» What you are asked to do: The records below must be returned in full and unaltered.

» Data listing:
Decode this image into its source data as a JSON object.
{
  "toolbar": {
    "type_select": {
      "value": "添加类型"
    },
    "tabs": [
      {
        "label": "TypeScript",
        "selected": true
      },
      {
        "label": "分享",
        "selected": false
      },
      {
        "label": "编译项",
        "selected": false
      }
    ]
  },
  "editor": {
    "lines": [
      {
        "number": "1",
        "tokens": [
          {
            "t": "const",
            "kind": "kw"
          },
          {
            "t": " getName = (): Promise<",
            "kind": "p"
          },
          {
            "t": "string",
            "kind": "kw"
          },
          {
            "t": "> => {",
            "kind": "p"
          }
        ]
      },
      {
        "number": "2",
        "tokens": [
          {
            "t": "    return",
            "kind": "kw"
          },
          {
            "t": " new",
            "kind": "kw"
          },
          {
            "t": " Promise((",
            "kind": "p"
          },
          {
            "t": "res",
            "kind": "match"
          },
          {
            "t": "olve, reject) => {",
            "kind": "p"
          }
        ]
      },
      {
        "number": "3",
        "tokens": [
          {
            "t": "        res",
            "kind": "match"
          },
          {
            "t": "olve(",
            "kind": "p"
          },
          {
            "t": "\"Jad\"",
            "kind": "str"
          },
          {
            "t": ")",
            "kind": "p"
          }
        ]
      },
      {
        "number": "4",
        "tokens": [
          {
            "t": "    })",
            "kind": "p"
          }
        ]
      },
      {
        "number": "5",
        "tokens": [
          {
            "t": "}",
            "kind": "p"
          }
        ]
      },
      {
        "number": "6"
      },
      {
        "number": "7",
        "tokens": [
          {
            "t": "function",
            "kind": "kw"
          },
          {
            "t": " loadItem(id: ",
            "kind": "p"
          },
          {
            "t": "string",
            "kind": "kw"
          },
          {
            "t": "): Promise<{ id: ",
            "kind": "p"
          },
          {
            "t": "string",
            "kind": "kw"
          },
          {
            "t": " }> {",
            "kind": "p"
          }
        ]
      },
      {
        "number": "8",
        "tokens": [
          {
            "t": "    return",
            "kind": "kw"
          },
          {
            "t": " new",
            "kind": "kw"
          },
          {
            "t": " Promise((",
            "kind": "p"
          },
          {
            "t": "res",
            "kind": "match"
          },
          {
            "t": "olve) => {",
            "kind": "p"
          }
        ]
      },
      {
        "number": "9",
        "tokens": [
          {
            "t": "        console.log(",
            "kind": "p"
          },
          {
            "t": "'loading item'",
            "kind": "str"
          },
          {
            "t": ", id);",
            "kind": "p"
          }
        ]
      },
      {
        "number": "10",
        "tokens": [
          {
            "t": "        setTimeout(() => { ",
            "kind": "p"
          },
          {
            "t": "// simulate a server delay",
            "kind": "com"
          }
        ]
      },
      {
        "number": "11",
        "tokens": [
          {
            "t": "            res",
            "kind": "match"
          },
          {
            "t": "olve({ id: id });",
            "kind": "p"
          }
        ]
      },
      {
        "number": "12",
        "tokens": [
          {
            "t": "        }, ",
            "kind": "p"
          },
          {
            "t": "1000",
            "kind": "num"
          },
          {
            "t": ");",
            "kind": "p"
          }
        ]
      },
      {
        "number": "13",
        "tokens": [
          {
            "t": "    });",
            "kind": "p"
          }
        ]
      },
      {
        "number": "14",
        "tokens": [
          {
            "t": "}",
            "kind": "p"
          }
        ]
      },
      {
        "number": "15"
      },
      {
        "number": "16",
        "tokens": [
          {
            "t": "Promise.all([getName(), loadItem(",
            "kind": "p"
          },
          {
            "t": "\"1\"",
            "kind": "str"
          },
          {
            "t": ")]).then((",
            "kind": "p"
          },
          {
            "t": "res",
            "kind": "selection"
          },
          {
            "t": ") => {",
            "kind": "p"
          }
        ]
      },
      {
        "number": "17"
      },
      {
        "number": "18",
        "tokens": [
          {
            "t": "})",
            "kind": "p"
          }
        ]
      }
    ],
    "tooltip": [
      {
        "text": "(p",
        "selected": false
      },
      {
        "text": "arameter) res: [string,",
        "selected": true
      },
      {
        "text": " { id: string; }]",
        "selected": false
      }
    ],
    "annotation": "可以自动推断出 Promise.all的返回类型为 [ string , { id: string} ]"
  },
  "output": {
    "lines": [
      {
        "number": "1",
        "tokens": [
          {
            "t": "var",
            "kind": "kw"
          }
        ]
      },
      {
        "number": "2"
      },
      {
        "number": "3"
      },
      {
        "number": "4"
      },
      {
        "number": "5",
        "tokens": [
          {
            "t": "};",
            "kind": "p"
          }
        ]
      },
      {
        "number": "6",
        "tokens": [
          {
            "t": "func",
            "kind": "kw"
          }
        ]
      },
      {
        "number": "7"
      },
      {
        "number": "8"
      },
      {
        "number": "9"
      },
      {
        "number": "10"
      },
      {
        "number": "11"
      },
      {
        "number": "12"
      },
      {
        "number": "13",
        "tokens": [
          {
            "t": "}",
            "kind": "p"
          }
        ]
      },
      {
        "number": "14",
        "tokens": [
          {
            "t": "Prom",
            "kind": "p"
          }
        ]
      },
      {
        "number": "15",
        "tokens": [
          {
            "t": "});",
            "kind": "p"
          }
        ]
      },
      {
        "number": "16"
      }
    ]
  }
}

» Answer box:
Decode this image into its source data as a JSON object.
{
  "toolbar": {
    "type_select": {
      "value": "添加类型"
    },
    "tabs": [
      {
        "label": "TypeScript",
        "selected": true
      },
      {
        "label": "分享",
        "selected": false
      },
      {
        "label": "编译项",
        "selected": false
      }
    ]
  },
  "editor": {
    "lines": [
      {
        "number": "1",
        "tokens": [
          {
            "t": "const",
            "kind": "kw"
          },
          {
            "t": " getName = (): Promise<",
            "kind": "p"
          },
          {
            "t": "string",
            "kind": "kw"
          },
          {
            "t": "> => {",
            "kind": "p"
          }
        ]
      },
      {
        "number": "2",
        "tokens": [
          {
            "t": "    return",
            "kind": "kw"
          },
          {
            "t": " new",
            "kind": "kw"
          },
          {
            "t": " Promise((",
            "kind": "p"
          },
          {
            "t": "res",
            "kind": "match"
          },
          {
            "t": "olve, reject) => {",
            "kind": "p"
          }
        ]
      },
      {
        "number": "3",
        "tokens": [
          {
            "t": "        res",
            "kind": "match"
          },
          {
            "t": "olve(",
            "kind": "p"
          },
          {
            "t": "\"Jad\"",
            "kind": "str"
          },
          {
            "t": ")",
            "kind": "p"
          }
        ]
      },
      {
        "number": "4",
        "tokens": [
          {
            "t": "    })",
            "kind": "p"
          }
        ]
      },
      {
        "number": "5",
        "tokens": [
          {
            "t": "}",
            "kind": "p"
          }
        ]
      },
      {
        "number": "6"
      },
      {
        "number": "7",
        "tokens": [
          {
            "t": "function",
            "kind": "kw"
          },
          {
            "t": " loadItem(id: ",
            "kind": "p"
          },
          {
            "t": "string",
            "kind": "kw"
          },
          {
            "t": "): Promise<{ id: ",
            "kind": "p"
          },
          {
            "t": "string",
            "kind": "kw"
          },
          {
            "t": " }> {",
            "kind": "p"
          }
        ]
      },
      {
        "number": "8",
        "tokens": [
          {
            "t": "    return",
            "kind": "kw"
          },
          {
            "t": " new",
            "kind": "kw"
          },
          {
            "t": " Promise((",
            "kind": "p"
          },
          {
            "t": "res",
            "kind": "match"
          },
          {
            "t": "olve) => {",
            "kind": "p"
          }
        ]
      },
      {
        "number": "9",
        "tokens": [
          {
            "t": "        console.log(",
            "kind": "p"
          },
          {
            "t": "'loading item'",
            "kind": "str"
          },
          {
            "t": ", id);",
            "kind": "p"
          }
        ]
      },
      {
        "number": "10",
        "tokens": [
          {
            "t": "        setTimeout(() => { ",
            "kind": "p"
          },
          {
            "t": "// simulate a server delay",
            "kind": "com"
          }
        ]
      },
      {
        "number": "11",
        "tokens": [
          {
            "t": "            res",
            "kind": "match"
          },
          {
            "t": "olve({ id: id });",
            "kind": "p"
          }
        ]
      },
      {
        "number": "12",
        "tokens": [
          {
            "t": "        }, ",
            "kind": "p"
          },
          {
            "t": "1000",
            "kind": "num"
          },
          {
            "t": ");",
            "kind": "p"
          }
        ]
      },
      {
        "number": "13",
        "tokens": [
          {
            "t": "    });",
            "kind": "p"
          }
        ]
      },
      {
        "number": "14",
        "tokens": [
          {
            "t": "}",
            "kind": "p"
          }
        ]
      },
      {
        "number": "15"
      },
      {
        "number": "16",
        "tokens": [
          {
            "t": "Promise.all([getName(), loadItem(",
            "kind": "p"
          },
          {
            "t": "\"1\"",
            "kind": "str"
          },
          {
            "t": ")]).then((",
            "kind": "p"
          },
          {
            "t": "res",
            "kind": "selection"
          },
          {
            "t": ") => {",
            "kind": "p"
          }
        ]
      },
      {
        "number": "17"
      },
      {
        "number": "18",
        "tokens": [
          {
            "t": "})",
            "kind": "p"
          }
        ]
      }
    ],
    "tooltip": [
      {
        "text": "(p",
        "selected": false
      },
      {
        "text": "arameter) res: [string,",
        "selected": true
      },
      {
        "text": " { id: string; }]",
        "selected": false
      }
    ],
    "annotation": "可以自动推断出 Promise.all的返回类型为 [ string , { id: string} ]"
  },
  "output": {
    "lines": [
      {
        "number": "1",
        "tokens": [
          {
            "t": "var",
            "kind": "kw"
          }
        ]
      },
      {
        "number": "2"
      },
      {
        "number": "3"
      },
      {
        "number": "4"
      },
      {
        "number": "5",
        "tokens": [
          {
            "t": "};",
            "kind": "p"
          }
        ]
      },
      {
        "number": "6",
        "tokens": [
          {
            "t": "func",
            "kind": "kw"
          }
        ]
      },
      {
        "number": "7"
      },
      {
        "number": "8"
      },
      {
        "number": "9"
      },
      {
        "number": "10"
      },
      {
        "number": "11"
      },
      {
        "number": "12"
      },
      {
        "number": "13",
        "tokens": [
          {
            "t": "}",
            "kind": "p"
          }
        ]
      },
      {
        "number": "14",
        "tokens": [
          {
            "t": "Prom",
            "kind": "p"
          }
        ]
      },
      {
        "number": "15",
        "tokens": [
          {
            "t": "});",
            "kind": "p"
          }
        ]
      },
      {
        "number": "16"
      }
    ]
  }
}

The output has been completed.